The Book Thief is unique amongst WWII fiction as it tells the tale of war-torn Germany from a Nazi-child’s perspective. Liesel Meminger is a wonderfully-developed and complex character who is just beginning to form her own understanding of the world. She understands the importance of doing as she is told out in the street, of Heil Hitler-ing the lady in the sweet shop and attending Hitler Youth in a neatly pressed uniform. But inside, she conceals her own personal judgements and aspirations, harbouring thoughts that must not be spoken outside the walls of 33 Himmel Street.

The Book Thief is marketed as a book for young adults, but I struggle to see how anyone, whatever their age, could fail to enjoy it. If you are interested in WWII fiction, or, like me, in historical fiction in general, then this really is a must read.

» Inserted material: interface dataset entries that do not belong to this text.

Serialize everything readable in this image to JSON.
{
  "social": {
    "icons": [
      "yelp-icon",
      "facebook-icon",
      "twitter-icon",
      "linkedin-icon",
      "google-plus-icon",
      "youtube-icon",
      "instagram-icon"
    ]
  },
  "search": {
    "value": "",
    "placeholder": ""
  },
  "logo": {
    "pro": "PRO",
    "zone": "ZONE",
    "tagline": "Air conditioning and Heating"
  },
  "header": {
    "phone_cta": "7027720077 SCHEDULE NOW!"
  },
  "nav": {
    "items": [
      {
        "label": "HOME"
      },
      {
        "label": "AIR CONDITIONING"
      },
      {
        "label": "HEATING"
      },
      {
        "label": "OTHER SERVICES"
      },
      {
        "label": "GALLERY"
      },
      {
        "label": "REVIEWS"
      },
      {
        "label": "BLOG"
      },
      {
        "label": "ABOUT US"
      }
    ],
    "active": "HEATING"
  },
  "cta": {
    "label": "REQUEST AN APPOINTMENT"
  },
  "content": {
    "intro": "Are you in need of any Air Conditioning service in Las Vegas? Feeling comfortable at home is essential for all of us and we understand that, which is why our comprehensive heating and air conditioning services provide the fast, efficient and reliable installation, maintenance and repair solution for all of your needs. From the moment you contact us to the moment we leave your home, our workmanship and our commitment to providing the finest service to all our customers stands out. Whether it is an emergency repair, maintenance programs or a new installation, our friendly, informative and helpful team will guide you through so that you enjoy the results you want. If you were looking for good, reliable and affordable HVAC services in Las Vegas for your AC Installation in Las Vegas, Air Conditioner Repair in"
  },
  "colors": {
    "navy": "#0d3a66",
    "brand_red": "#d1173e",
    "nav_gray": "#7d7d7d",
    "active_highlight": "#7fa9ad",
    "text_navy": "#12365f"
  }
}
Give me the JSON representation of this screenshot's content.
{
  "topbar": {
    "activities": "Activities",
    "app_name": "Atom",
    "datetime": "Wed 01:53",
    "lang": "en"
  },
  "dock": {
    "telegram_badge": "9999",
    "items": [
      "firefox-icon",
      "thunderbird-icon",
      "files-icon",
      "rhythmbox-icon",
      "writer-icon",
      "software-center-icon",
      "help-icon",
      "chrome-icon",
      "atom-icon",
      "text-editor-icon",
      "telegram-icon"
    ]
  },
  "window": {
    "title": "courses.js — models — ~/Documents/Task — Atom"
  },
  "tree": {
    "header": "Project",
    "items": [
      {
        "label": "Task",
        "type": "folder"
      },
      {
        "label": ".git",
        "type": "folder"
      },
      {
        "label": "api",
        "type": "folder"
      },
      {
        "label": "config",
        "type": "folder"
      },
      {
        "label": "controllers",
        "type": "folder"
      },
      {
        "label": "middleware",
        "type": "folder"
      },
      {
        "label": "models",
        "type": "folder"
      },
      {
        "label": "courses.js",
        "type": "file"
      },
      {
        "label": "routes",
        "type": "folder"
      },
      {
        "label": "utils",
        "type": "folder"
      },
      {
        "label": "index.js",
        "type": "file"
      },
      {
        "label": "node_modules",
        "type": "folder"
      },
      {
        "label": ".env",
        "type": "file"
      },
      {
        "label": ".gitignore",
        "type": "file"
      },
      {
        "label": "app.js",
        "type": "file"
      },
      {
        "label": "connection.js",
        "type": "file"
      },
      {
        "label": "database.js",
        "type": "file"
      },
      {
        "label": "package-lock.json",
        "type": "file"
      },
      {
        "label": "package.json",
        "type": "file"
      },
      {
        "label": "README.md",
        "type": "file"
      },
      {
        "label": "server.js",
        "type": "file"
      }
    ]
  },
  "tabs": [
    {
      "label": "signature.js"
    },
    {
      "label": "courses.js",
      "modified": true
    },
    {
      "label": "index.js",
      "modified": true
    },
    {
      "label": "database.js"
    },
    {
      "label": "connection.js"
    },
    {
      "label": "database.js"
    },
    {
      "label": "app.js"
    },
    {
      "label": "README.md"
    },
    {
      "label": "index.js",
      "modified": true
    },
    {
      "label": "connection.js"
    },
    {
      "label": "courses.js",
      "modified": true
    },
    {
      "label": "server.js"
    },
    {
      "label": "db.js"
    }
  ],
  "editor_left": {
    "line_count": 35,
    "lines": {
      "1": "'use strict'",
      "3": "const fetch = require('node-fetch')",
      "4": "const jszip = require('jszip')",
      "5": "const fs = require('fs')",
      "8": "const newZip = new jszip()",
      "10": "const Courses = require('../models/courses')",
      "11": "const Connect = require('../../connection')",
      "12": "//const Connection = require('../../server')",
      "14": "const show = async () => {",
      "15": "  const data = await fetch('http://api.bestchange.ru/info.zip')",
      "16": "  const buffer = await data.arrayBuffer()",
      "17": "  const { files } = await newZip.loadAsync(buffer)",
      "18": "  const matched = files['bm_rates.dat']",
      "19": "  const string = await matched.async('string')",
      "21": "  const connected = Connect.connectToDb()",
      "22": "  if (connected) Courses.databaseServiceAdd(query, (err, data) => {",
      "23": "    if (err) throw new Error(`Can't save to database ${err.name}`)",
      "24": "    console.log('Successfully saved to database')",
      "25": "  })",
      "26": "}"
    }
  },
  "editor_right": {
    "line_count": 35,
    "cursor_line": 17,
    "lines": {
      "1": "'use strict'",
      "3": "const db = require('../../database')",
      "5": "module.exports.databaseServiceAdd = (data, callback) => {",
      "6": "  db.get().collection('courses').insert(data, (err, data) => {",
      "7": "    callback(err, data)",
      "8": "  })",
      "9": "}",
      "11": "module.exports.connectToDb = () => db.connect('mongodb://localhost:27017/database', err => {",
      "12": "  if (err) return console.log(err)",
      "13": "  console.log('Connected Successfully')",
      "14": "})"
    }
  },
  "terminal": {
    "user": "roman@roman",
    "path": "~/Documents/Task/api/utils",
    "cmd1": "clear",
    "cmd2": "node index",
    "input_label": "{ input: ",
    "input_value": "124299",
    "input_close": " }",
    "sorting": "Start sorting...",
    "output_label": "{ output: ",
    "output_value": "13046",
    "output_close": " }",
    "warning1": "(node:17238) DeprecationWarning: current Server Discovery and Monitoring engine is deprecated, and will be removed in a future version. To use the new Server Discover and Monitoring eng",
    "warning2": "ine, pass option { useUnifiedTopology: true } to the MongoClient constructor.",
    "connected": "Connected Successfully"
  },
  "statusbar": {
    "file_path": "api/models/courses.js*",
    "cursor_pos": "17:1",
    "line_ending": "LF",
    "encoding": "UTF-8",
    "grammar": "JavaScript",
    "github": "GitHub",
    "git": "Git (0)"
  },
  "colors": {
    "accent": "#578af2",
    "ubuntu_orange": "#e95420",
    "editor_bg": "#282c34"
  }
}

“I want my kids to have the things in life that I never had when I was growing up. Things like beards and chest hair.” ― Jarod Kintz

I was terribly secretive and mysterious in my last post and said I had something in the pipeline for my next round of obscure poetry, which I’m sure you’re all eagerly anticipating. So I’m very sorry to have to tell you that it failed.

The one that got away was the N+7 method (if you don’t know what that is, look it up, I’m sick of the thought of it) and try as I might I could not I love it as much as I wanted to, in fact, I couldn’t love it at all.

So now I’m back to the drawing board 😦

It’s not all gloom and doom though. Today, despite starting off feeling less than literary, I was inspired, with the help of one or two others, by a truly exceptional sentence: ‘Governance enables the government to govern’ ― It just rolls off the tongue doesn’t it? 

It seems almost inevitable that such masterful words would feed ones creativity, here’s what we came up with:

Governance enables the governed to govern;
Spying enables the spider to spy.
There’s hardly room to groom succession;
Incumbents have virtually no room to try.

And that’s it, I’ve no method to share this time, just the words themselves.